The state's Legislative Reapportionment Commission took another scolding recently from key members of the state Legislature and was told to get back to work and get their redistricting plan right.
We can understand the criticism of the panel, made up of two House members, two Senate members and a judge appointed by the Pennsylvania Supreme Court.
Moving seats from the Pittsburgh area to the Poconos is probably not what the commission's charge is.
Dwelling on retirements rather than population shifts is probably not the most logical approach.
The commission has done both, so the criticisms of them are probably merited.
They have been charged with drawing boundaries for Pennsylvania House and Senate seats.
It is a process that has a long history of weird, disjointed configurations that seem to be created more with incumbency and party power in mind than logical representation.
State and House members are supposed to represent constituencies that make sense in terms of geography, counties and cities.
Slicing up populations that have common issues and needs among multiple lawmakers is not a good idea.

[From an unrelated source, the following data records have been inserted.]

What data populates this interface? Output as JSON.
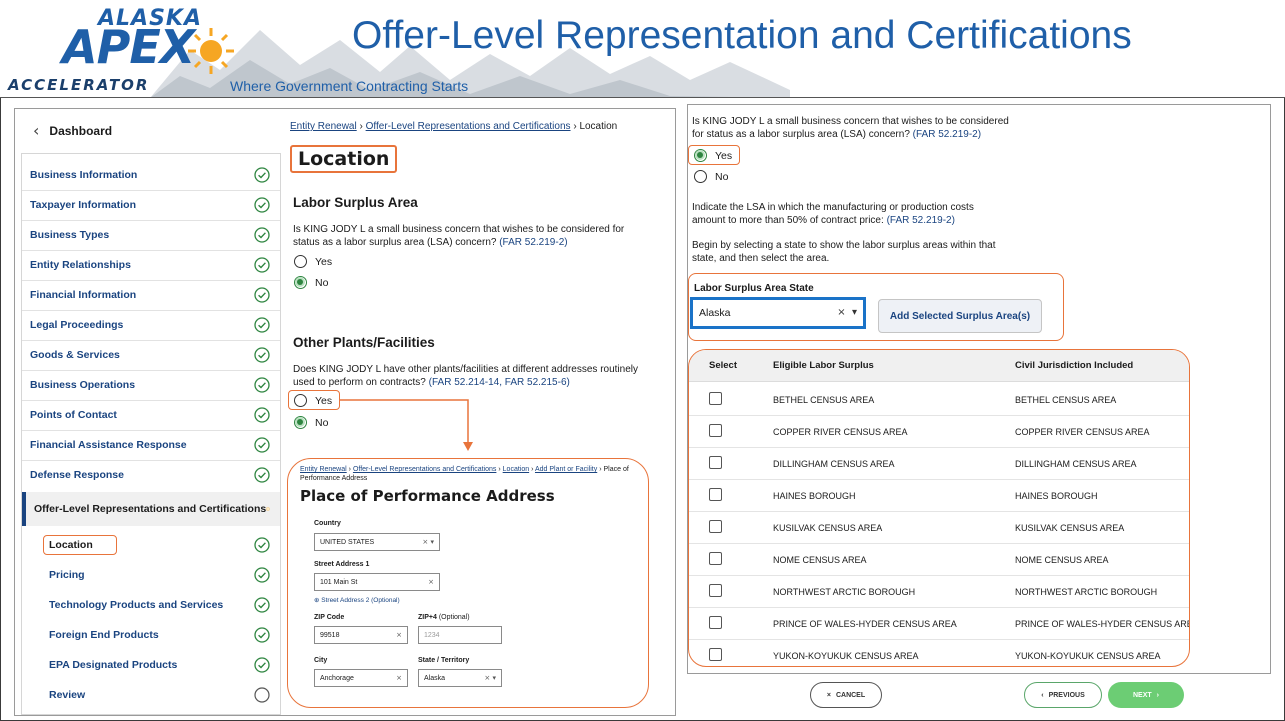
{
  "header": {
    "logo_top": "ALASKA",
    "logo_main": "APEX",
    "logo_bottom": "ACCELERATOR",
    "tagline": "Where Government Contracting Starts",
    "title": "Offer-Level Representation and Certifications"
  },
  "left": {
    "dashboard_label": "Dashboard",
    "sidebar": {
      "items": [
        {
          "label": "Business Information",
          "status": "complete"
        },
        {
          "label": "Taxpayer Information",
          "status": "complete"
        },
        {
          "label": "Business Types",
          "status": "complete"
        },
        {
          "label": "Entity Relationships",
          "status": "complete"
        },
        {
          "label": "Financial Information",
          "status": "complete"
        },
        {
          "label": "Legal Proceedings",
          "status": "complete"
        },
        {
          "label": "Goods & Services",
          "status": "complete"
        },
        {
          "label": "Business Operations",
          "status": "complete"
        },
        {
          "label": "Points of Contact",
          "status": "complete"
        },
        {
          "label": "Financial Assistance Response",
          "status": "complete"
        },
        {
          "label": "Defense Response",
          "status": "complete"
        },
        {
          "label": "Offer-Level Representations and Certifications",
          "status": "in-progress"
        },
        {
          "label": "Location",
          "status": "complete"
        },
        {
          "label": "Pricing",
          "status": "complete"
        },
        {
          "label": "Technology Products and Services",
          "status": "complete"
        },
        {
          "label": "Foreign End Products",
          "status": "complete"
        },
        {
          "label": "EPA Designated Products",
          "status": "complete"
        },
        {
          "label": "Review",
          "status": "not-started"
        }
      ]
    },
    "breadcrumb": {
      "c1": "Entity Renewal",
      "sep": "›",
      "c2": "Offer-Level Representations and Certifications",
      "c3": "Location"
    },
    "page_title": "Location",
    "lsa": {
      "title": "Labor Surplus Area",
      "question": "Is KING JODY L a small business concern that wishes to be considered for status as a labor surplus area (LSA) concern?",
      "far": "(FAR 52.219-2)",
      "yes": "Yes",
      "no": "No"
    },
    "plants": {
      "title": "Other Plants/Facilities",
      "question": "Does KING JODY L have other plants/facilities at different addresses routinely used to perform on contracts?",
      "far1": "(FAR 52.214-14,",
      "far2": "FAR 52.215-6)",
      "yes": "Yes",
      "no": "No"
    },
    "pop": {
      "crumb1": "Entity Renewal",
      "crumb2": "Offer-Level Representations and Certifications",
      "crumb3": "Location",
      "crumb4": "Add Plant or Facility",
      "crumb5": "Place of Performance Address",
      "sep": "›",
      "title": "Place of Performance Address",
      "country_label": "Country",
      "country_value": "UNITED STATES",
      "street1_label": "Street Address 1",
      "street1_value": "101 Main St",
      "street2_link": "Street Address 2 (Optional)",
      "zip_label": "ZIP Code",
      "zip_value": "99518",
      "zip4_label": "ZIP+4",
      "zip4_optional": "(Optional)",
      "zip4_placeholder": "1234",
      "city_label": "City",
      "city_value": "Anchorage",
      "state_label": "State / Territory",
      "state_value": "Alaska"
    }
  },
  "right": {
    "question": "Is KING JODY L a small business concern that wishes to be considered for status as a labor surplus area (LSA) concern?",
    "far": "(FAR 52.219-2)",
    "yes": "Yes",
    "no": "No",
    "indicate": "Indicate the LSA in which the manufacturing or production costs amount to more than 50% of contract price:",
    "indicate_far": "(FAR 52.219-2)",
    "begin": "Begin by selecting a state to show the labor surplus areas within that state, and then select the area.",
    "state_label": "Labor Surplus Area State",
    "state_value": "Alaska",
    "add_button": "Add Selected Surplus Area(s)",
    "table": {
      "headers": [
        "Select",
        "Eligible Labor Surplus",
        "Civil Jurisdiction Included"
      ],
      "rows": [
        {
          "area": "BETHEL CENSUS AREA",
          "jurisdiction": "BETHEL CENSUS AREA"
        },
        {
          "area": "COPPER RIVER CENSUS AREA",
          "jurisdiction": "COPPER RIVER CENSUS AREA"
        },
        {
          "area": "DILLINGHAM CENSUS AREA",
          "jurisdiction": "DILLINGHAM CENSUS AREA"
        },
        {
          "area": "HAINES BOROUGH",
          "jurisdiction": "HAINES BOROUGH"
        },
        {
          "area": "KUSILVAK CENSUS AREA",
          "jurisdiction": "KUSILVAK CENSUS AREA"
        },
        {
          "area": "NOME CENSUS AREA",
          "jurisdiction": "NOME CENSUS AREA"
        },
        {
          "area": "NORTHWEST ARCTIC BOROUGH",
          "jurisdiction": "NORTHWEST ARCTIC BOROUGH"
        },
        {
          "area": "PRINCE OF WALES-HYDER CENSUS AREA",
          "jurisdiction": "PRINCE OF WALES-HYDER CENSUS AREA"
        },
        {
          "area": "YUKON-KOYUKUK CENSUS AREA",
          "jurisdiction": "YUKON-KOYUKUK CENSUS AREA"
        }
      ]
    }
  },
  "buttons": {
    "cancel": "CANCEL",
    "previous": "PREVIOUS",
    "next": "NEXT"
  },
  "colors": {
    "title_blue": "#1f5fa8",
    "link_blue": "#1a4480",
    "highlight_orange": "#e8743b",
    "success_green": "#2e8540",
    "next_green": "#6ccd74"
  }
}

Boundaries that look more like a piece of half-eaten pizza also are not a good idea.
The suggestion of state Sen. Daylin Leach, Wayne County Democrat, is what everyone should desire:
"I am asking you not to be partisans, but to be statesmen."
Wouldn't that be a refreshing turn?